> [Instructions for the task]: Find every line of the records that has "JSON" and return it.

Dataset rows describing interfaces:

※ ※ ※

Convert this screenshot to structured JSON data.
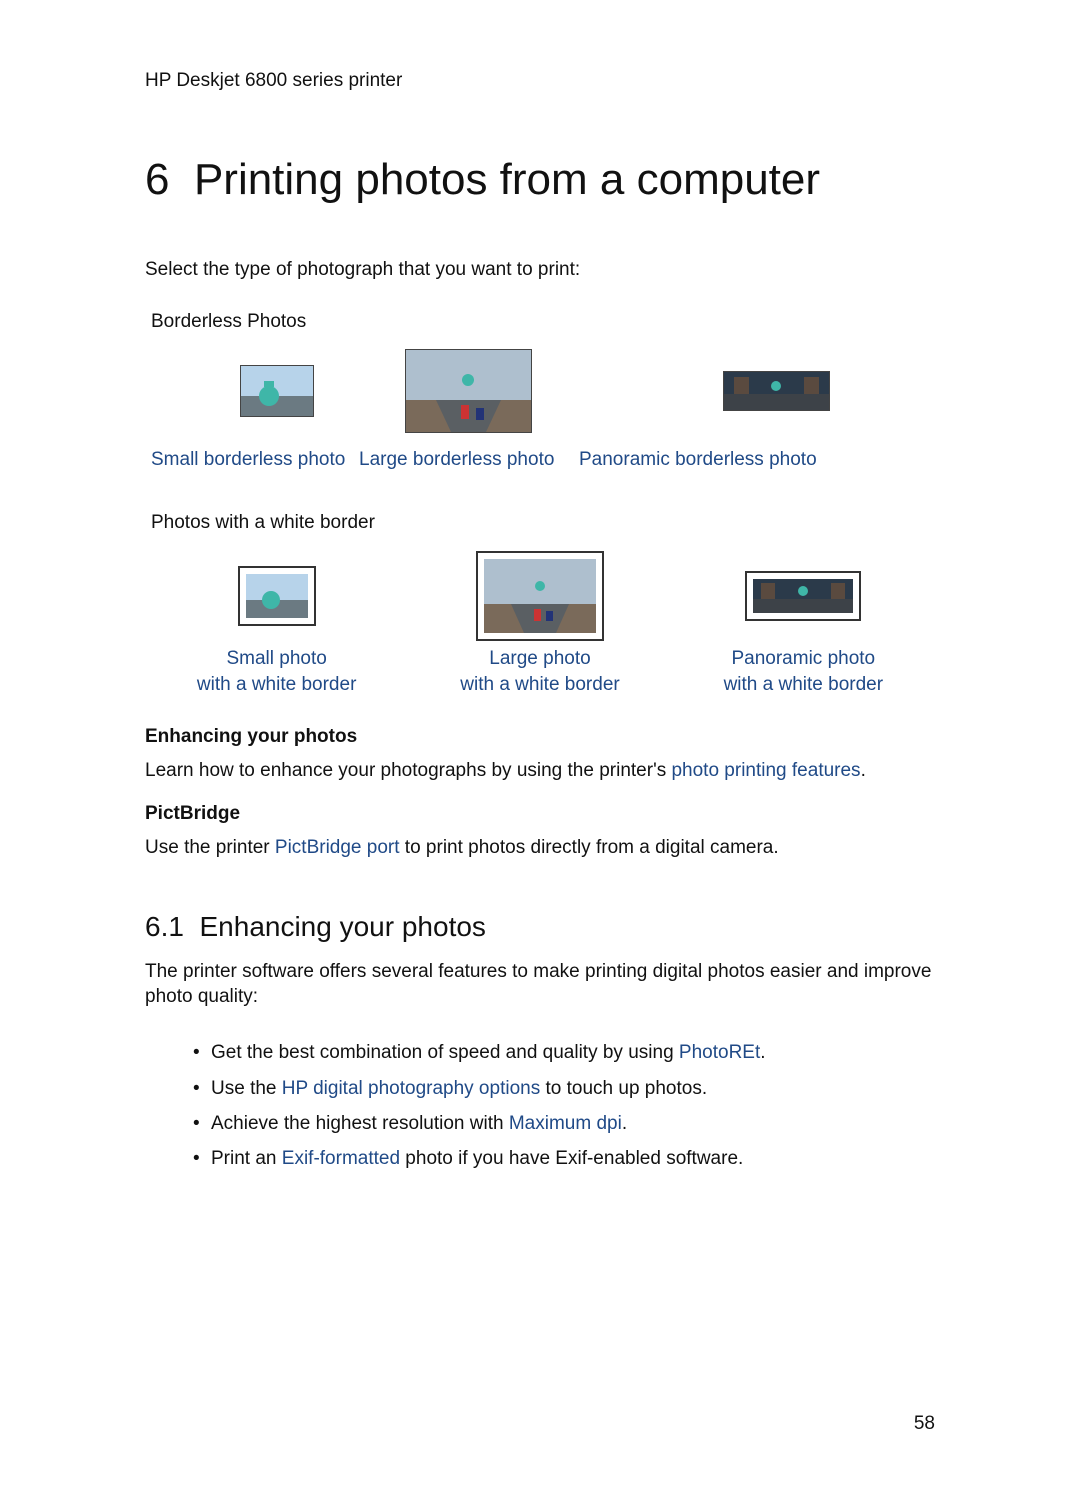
{
  "running_header": "HP Deskjet 6800 series printer",
  "chapter": {
    "number": "6",
    "title": "Printing photos from a computer"
  },
  "intro": "Select the type of photograph that you want to print:",
  "section_borderless": {
    "label": "Borderless Photos",
    "items": [
      {
        "caption": "Small borderless photo"
      },
      {
        "caption": "Large borderless photo"
      },
      {
        "caption": "Panoramic borderless photo"
      }
    ]
  },
  "section_whiteborder": {
    "label": "Photos with a white border",
    "items": [
      {
        "line1": "Small photo",
        "line2": "with a white border"
      },
      {
        "line1": "Large photo",
        "line2": "with a white border"
      },
      {
        "line1": "Panoramic photo",
        "line2": "with a white border"
      }
    ]
  },
  "enhance": {
    "heading": "Enhancing your photos",
    "text_before": "Learn how to enhance your photographs by using the printer's ",
    "link": "photo printing features",
    "text_after": "."
  },
  "pictbridge": {
    "heading": "PictBridge",
    "text_before": "Use the printer ",
    "link": "PictBridge port",
    "text_after": " to print photos directly from a digital camera."
  },
  "h2": {
    "number": "6.1",
    "title": "Enhancing your photos"
  },
  "h2_intro": "The printer software offers several features to make printing digital photos easier and improve photo quality:",
  "bullets": [
    {
      "before": "Get the best combination of speed and quality by using ",
      "link": "PhotoREt",
      "after": "."
    },
    {
      "before": "Use the ",
      "link": "HP digital photography options",
      "after": " to touch up photos."
    },
    {
      "before": "Achieve the highest resolution with ",
      "link": "Maximum dpi",
      "after": "."
    },
    {
      "before": "Print an ",
      "link": "Exif-formatted",
      "after": " photo if you have Exif-enabled software."
    }
  ],
  "page_number": "58"
}
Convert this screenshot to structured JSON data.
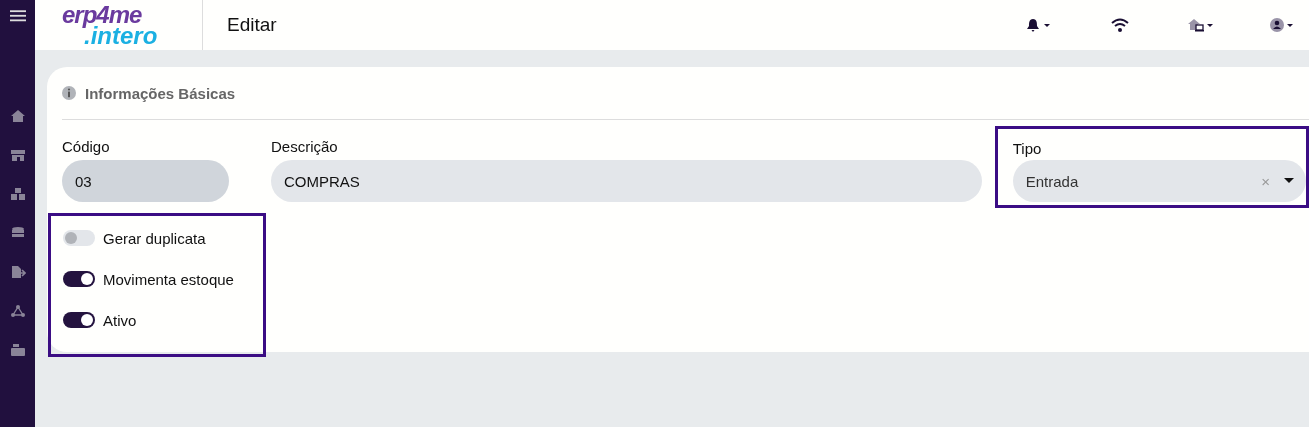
{
  "logo": {
    "top": "erp4me",
    "bottom": ".intero"
  },
  "header": {
    "title": "Editar"
  },
  "card": {
    "title": "Informações Básicas"
  },
  "fields": [
    {
      "kind": "text",
      "label": "Código",
      "value": "03",
      "focused": true
    },
    {
      "kind": "text",
      "label": "Descrição",
      "value": "COMPRAS",
      "focused": false
    },
    {
      "kind": "select",
      "label": "Tipo",
      "value": "Entrada",
      "clear": "×",
      "highlighted": true
    }
  ],
  "toggles": [
    {
      "label": "Gerar duplicata",
      "on": false
    },
    {
      "label": "Movimenta estoque",
      "on": true
    },
    {
      "label": "Ativo",
      "on": true
    }
  ]
}
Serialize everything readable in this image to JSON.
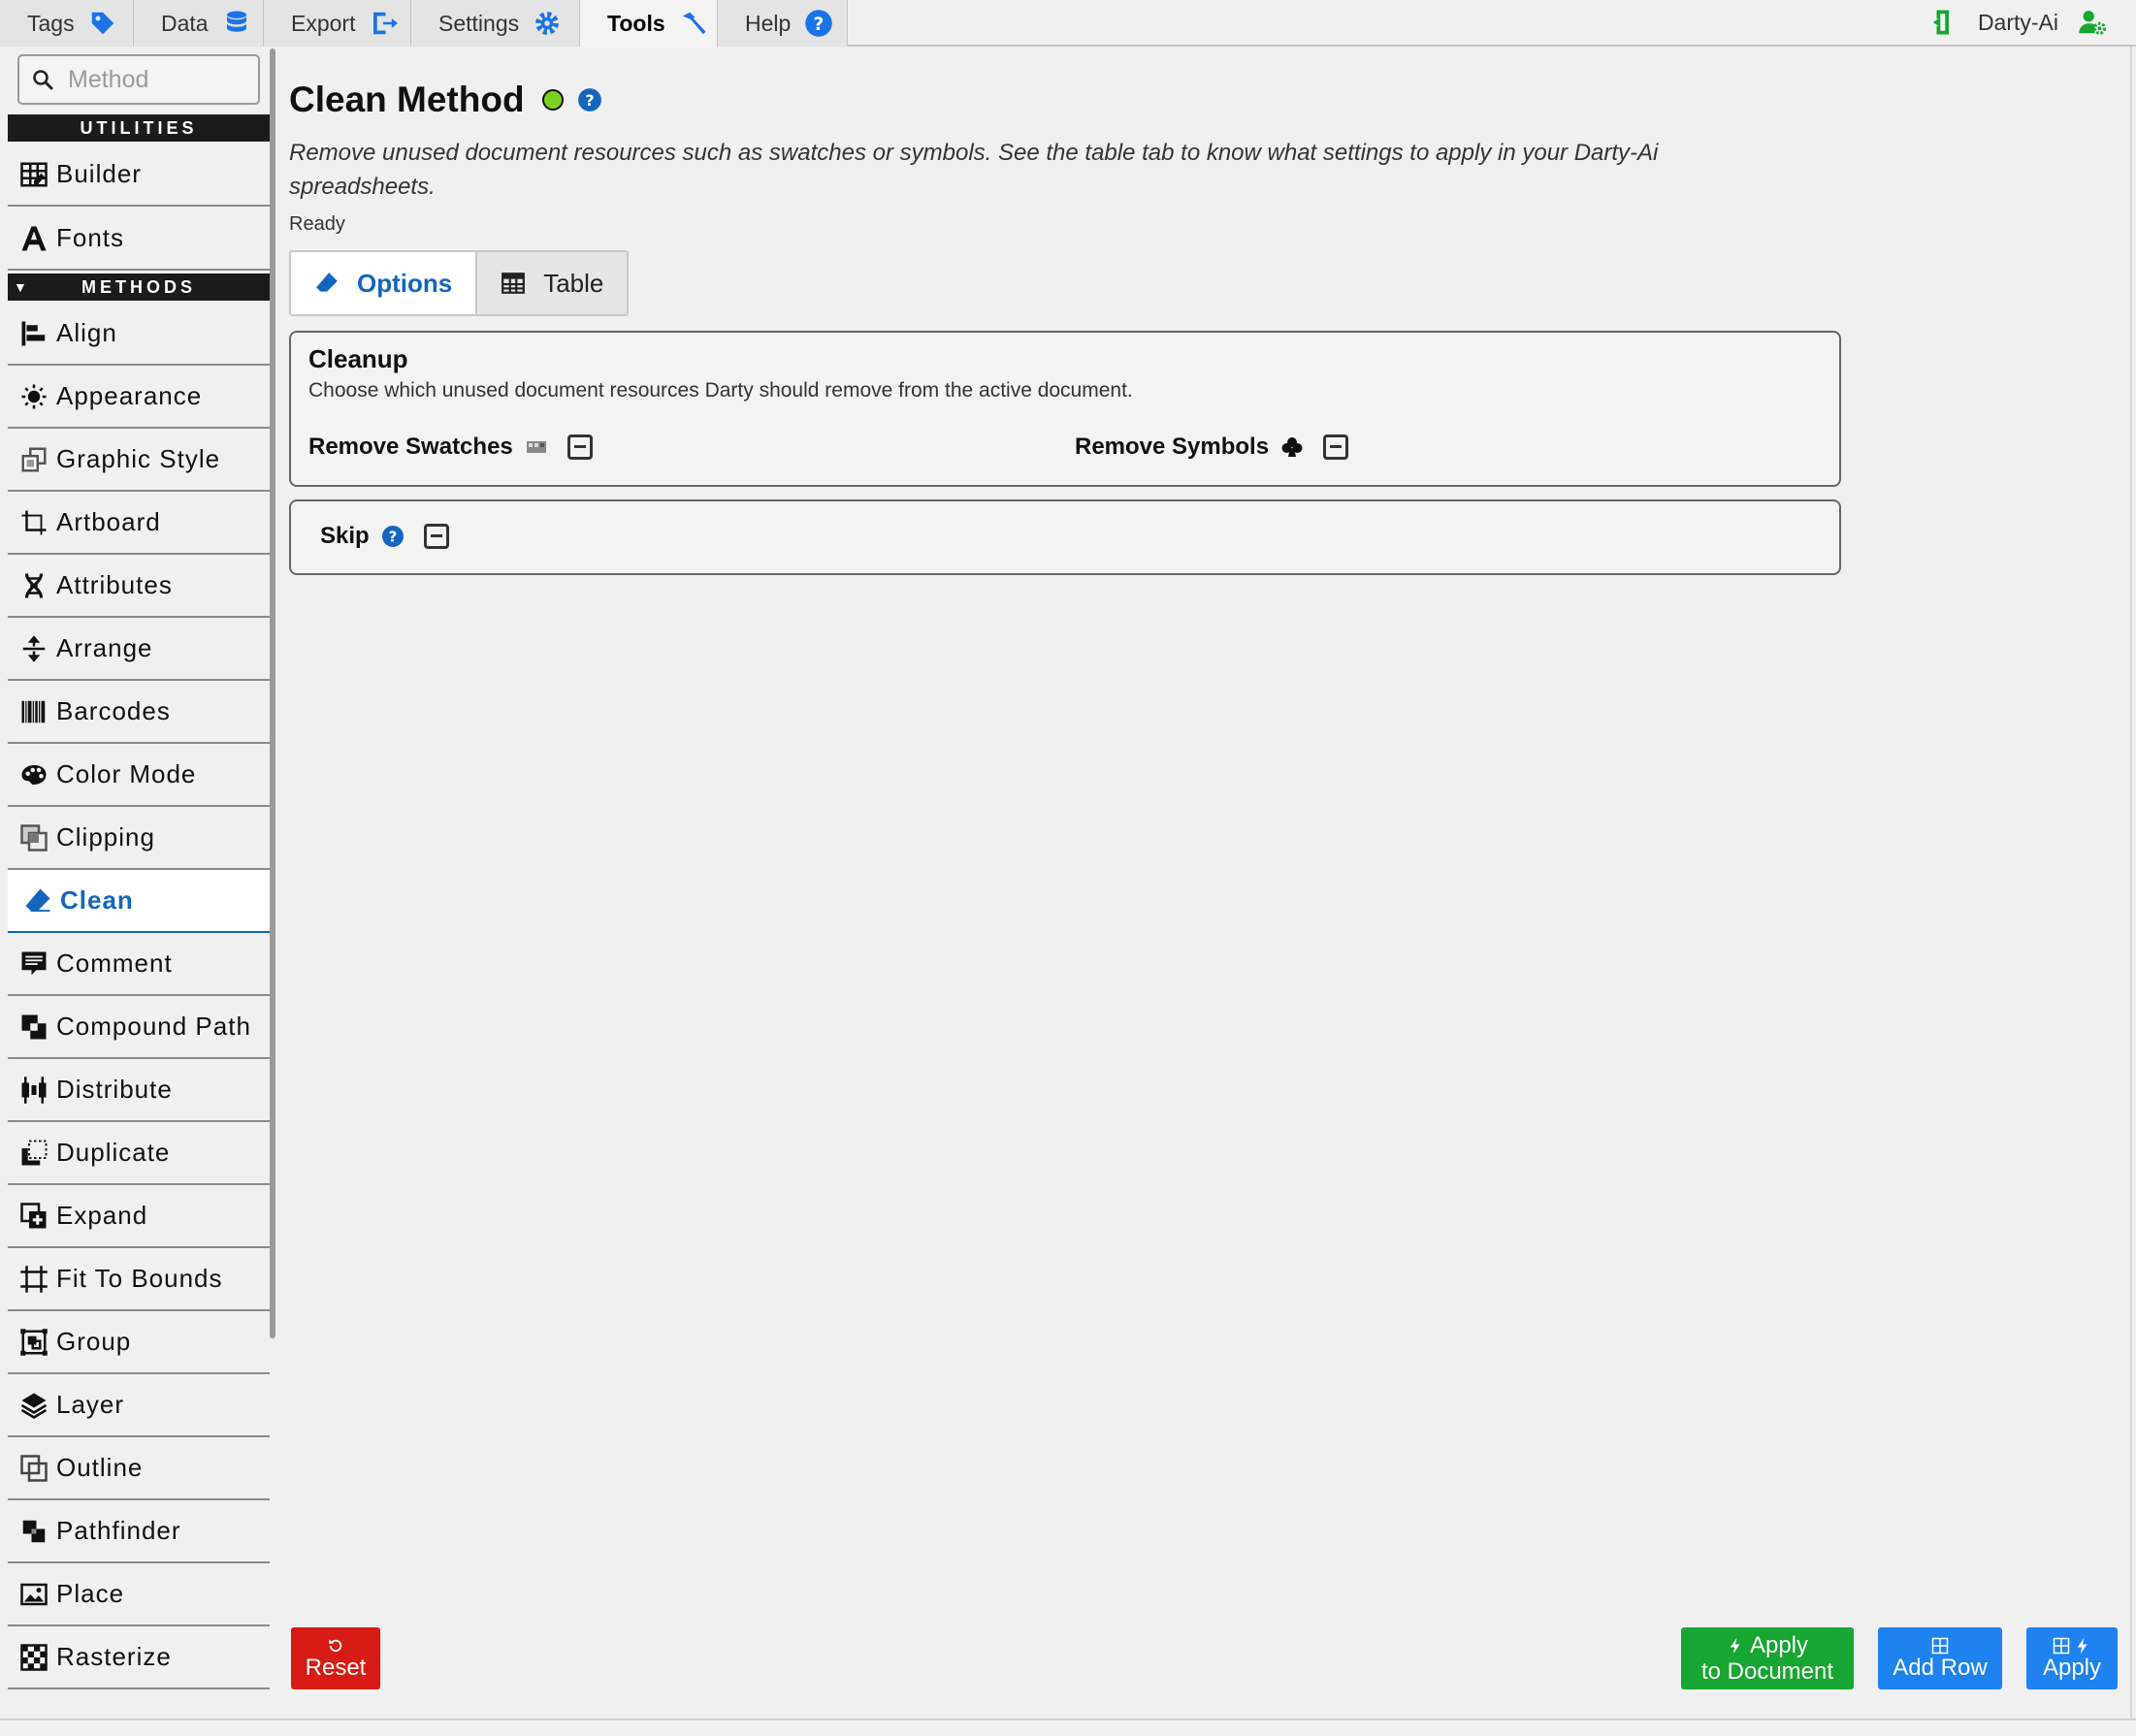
{
  "topbar": {
    "tabs": [
      {
        "label": "Tags",
        "icon": "tag-icon"
      },
      {
        "label": "Data",
        "icon": "database-icon"
      },
      {
        "label": "Export",
        "icon": "export-icon"
      },
      {
        "label": "Settings",
        "icon": "gear-icon"
      },
      {
        "label": "Tools",
        "icon": "hammer-icon",
        "active": true
      },
      {
        "label": "Help",
        "icon": "help-icon"
      }
    ],
    "user": "Darty-Ai"
  },
  "sidebar": {
    "search_placeholder": "Method",
    "utilities_header": "UTILITIES",
    "methods_header": "METHODS",
    "utilities": [
      "Builder",
      "Fonts"
    ],
    "methods": [
      "Align",
      "Appearance",
      "Graphic Style",
      "Artboard",
      "Attributes",
      "Arrange",
      "Barcodes",
      "Color Mode",
      "Clipping",
      "Clean",
      "Comment",
      "Compound Path",
      "Distribute",
      "Duplicate",
      "Expand",
      "Fit To Bounds",
      "Group",
      "Layer",
      "Outline",
      "Pathfinder",
      "Place",
      "Rasterize"
    ],
    "active": "Clean"
  },
  "main": {
    "title": "Clean Method",
    "description": "Remove unused document resources such as swatches or symbols. See the table tab to know what settings to apply in your Darty-Ai spreadsheets.",
    "status": "Ready",
    "tabs": [
      {
        "label": "Options",
        "active": true
      },
      {
        "label": "Table"
      }
    ],
    "cleanup": {
      "title": "Cleanup",
      "description": "Choose which unused document resources Darty should remove from the active document.",
      "swatches_label": "Remove Swatches",
      "symbols_label": "Remove Symbols"
    },
    "skip": {
      "label": "Skip"
    }
  },
  "footer": {
    "reset": "Reset",
    "apply_doc_line1": "Apply",
    "apply_doc_line2": "to Document",
    "add_row": "Add Row",
    "apply": "Apply"
  },
  "colors": {
    "accent": "#1565c0",
    "status_ok": "#7bd321",
    "danger": "#d81b14",
    "success": "#17a631",
    "primary": "#1e82f0"
  }
}
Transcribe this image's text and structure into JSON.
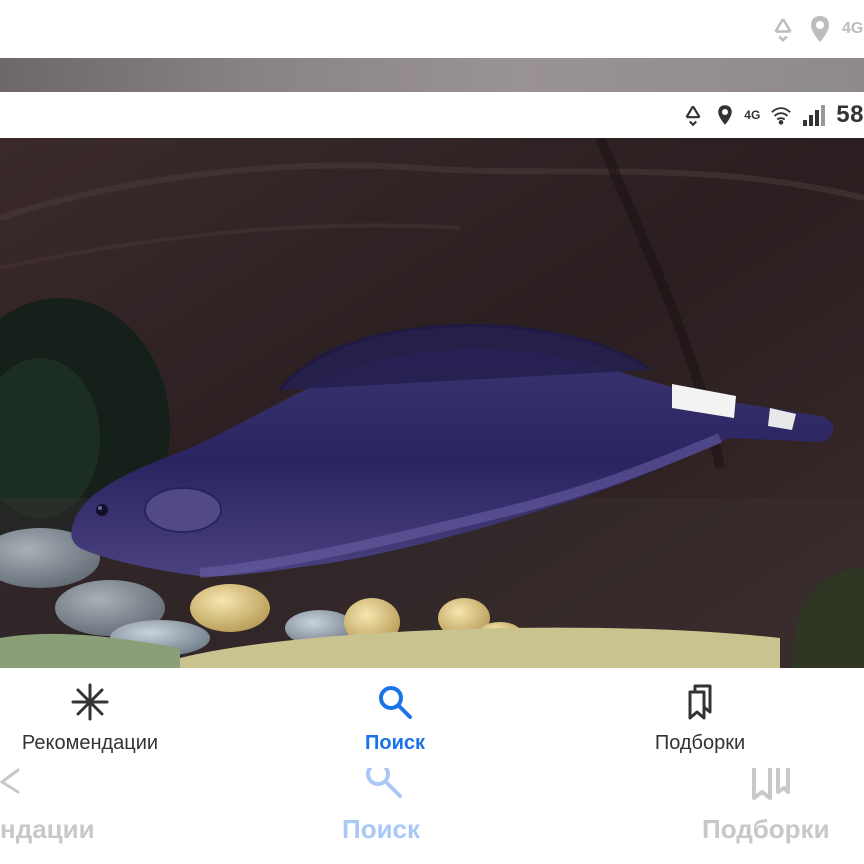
{
  "status_bar_top": {
    "icons": [
      "recycle-icon",
      "location-icon",
      "4g-icon"
    ],
    "network_label": "4G"
  },
  "status_bar": {
    "icons": [
      "recycle-icon",
      "location-icon",
      "wifi-icon",
      "signal-icon"
    ],
    "network_label": "4G",
    "battery": "58"
  },
  "photo": {
    "subject": "fish"
  },
  "bottom_nav": {
    "items": [
      {
        "label": "Рекомендации",
        "icon": "asterisk-icon",
        "active": false
      },
      {
        "label": "Поиск",
        "icon": "search-icon",
        "active": true
      },
      {
        "label": "Подборки",
        "icon": "bookmarks-icon",
        "active": false
      }
    ]
  },
  "ghost_nav": {
    "items": [
      {
        "label": "ндации"
      },
      {
        "label": "Поиск"
      },
      {
        "label": "Подборки"
      }
    ]
  },
  "colors": {
    "accent": "#1a73e8",
    "text": "#333333"
  }
}
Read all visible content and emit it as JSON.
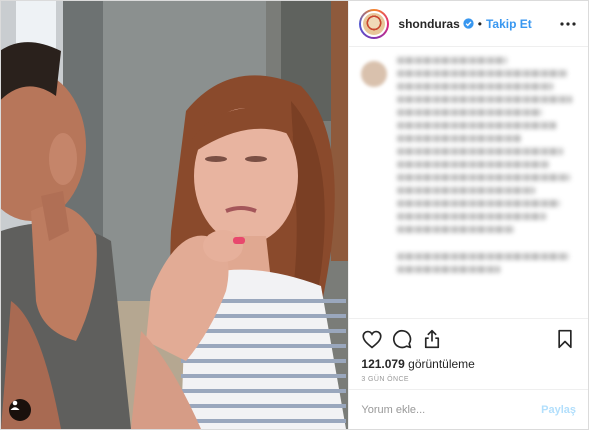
{
  "header": {
    "username": "shonduras",
    "verified": true,
    "separator": "•",
    "follow_label": "Takip Et",
    "more_icon": "more-dots-icon"
  },
  "caption": {
    "blurred": true
  },
  "actions": {
    "like_icon": "heart-icon",
    "comment_icon": "comment-icon",
    "share_icon": "share-icon",
    "save_icon": "bookmark-icon"
  },
  "stats": {
    "view_count": "121.079",
    "view_label": "görüntüleme",
    "timestamp": "3 GÜN ÖNCE"
  },
  "comment": {
    "placeholder": "Yorum ekle...",
    "post_label": "Paylaş"
  },
  "media": {
    "user_tag_icon": "user-tag-icon"
  },
  "colors": {
    "accent": "#3897f0",
    "post_disabled": "#b2dffc",
    "muted": "#999999",
    "border": "#efefef"
  }
}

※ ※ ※

> [Written answer]:
Convert this screenshot to structured JSON data.
Convert this screenshot to structured JSON data.
Serialize everything readable in this image to JSON.
Transcribe this image's text and structure into JSON.
Read all visible content and emit it as JSON.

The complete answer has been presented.